## Aim of the exercise
Copy out each line of the data below in which "role" appears.
----------------------------------------
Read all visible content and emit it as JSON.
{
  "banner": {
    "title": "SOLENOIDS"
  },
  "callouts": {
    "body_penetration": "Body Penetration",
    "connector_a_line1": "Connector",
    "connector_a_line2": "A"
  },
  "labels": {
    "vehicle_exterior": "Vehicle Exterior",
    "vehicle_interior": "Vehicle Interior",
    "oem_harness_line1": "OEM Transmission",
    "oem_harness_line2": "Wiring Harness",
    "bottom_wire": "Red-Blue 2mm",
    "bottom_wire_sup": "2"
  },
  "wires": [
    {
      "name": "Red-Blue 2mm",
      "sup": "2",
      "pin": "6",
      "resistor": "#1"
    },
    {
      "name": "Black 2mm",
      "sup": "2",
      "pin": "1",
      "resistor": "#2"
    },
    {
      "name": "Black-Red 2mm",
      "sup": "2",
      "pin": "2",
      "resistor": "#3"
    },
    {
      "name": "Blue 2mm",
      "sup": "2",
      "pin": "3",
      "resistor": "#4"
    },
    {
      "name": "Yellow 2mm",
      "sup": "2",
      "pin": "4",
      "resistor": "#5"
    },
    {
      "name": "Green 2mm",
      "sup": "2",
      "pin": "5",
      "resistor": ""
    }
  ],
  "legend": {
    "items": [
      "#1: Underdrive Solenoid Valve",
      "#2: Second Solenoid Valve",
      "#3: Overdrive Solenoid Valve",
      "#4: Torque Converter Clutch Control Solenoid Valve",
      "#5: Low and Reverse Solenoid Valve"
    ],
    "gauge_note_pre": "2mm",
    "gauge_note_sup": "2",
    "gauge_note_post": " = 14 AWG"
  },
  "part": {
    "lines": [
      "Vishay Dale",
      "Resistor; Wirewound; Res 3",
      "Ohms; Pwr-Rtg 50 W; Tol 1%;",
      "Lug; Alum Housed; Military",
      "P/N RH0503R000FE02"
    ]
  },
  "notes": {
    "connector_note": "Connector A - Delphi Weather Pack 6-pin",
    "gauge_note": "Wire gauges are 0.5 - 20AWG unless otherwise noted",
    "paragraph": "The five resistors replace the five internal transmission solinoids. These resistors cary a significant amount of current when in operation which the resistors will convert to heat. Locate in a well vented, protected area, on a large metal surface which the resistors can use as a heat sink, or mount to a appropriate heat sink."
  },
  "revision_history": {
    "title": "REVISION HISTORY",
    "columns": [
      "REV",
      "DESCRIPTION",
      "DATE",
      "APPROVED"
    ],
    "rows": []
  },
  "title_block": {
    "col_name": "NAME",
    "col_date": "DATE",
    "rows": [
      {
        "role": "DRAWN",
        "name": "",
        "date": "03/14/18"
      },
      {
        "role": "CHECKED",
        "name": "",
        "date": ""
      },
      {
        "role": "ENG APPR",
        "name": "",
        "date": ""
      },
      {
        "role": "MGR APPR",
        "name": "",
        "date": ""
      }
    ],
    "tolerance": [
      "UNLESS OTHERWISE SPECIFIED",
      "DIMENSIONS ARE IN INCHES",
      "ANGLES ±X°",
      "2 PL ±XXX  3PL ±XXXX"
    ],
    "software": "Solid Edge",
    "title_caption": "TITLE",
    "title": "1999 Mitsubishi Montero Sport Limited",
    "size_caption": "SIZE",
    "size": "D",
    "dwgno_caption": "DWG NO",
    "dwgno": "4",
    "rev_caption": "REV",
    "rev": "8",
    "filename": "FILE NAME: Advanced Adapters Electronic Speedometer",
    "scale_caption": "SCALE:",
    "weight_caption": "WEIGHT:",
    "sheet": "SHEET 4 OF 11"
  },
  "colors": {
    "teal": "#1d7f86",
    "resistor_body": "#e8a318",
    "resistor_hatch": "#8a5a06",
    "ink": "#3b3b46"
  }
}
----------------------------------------
## Result for this exercise
        "role": "DRAWN",
        "role": "CHECKED",
        "role": "ENG APPR",
        "role": "MGR APPR",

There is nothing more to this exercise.